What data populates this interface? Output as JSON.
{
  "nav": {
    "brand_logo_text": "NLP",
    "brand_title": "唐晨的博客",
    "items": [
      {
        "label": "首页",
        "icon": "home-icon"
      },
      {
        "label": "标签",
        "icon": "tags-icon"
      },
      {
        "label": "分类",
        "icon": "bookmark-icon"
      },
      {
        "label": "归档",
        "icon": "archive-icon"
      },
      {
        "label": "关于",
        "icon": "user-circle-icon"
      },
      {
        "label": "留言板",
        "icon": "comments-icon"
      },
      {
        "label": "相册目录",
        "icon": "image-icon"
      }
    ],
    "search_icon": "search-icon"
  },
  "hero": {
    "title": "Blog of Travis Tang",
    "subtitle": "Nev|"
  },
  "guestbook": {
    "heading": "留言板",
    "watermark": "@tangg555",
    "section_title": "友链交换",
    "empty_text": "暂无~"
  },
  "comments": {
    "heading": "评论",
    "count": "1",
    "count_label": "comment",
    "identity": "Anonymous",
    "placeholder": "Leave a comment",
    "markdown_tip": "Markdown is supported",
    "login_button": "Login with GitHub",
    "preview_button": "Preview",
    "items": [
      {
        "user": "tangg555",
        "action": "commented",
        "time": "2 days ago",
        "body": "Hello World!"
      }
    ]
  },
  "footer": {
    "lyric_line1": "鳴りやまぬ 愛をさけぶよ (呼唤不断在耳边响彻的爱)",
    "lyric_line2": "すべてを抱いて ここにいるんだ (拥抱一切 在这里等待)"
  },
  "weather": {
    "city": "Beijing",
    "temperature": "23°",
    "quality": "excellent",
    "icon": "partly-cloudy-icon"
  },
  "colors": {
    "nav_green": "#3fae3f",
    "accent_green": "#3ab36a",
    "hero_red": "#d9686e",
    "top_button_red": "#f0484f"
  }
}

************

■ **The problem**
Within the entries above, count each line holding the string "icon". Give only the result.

■ **Answer section**
9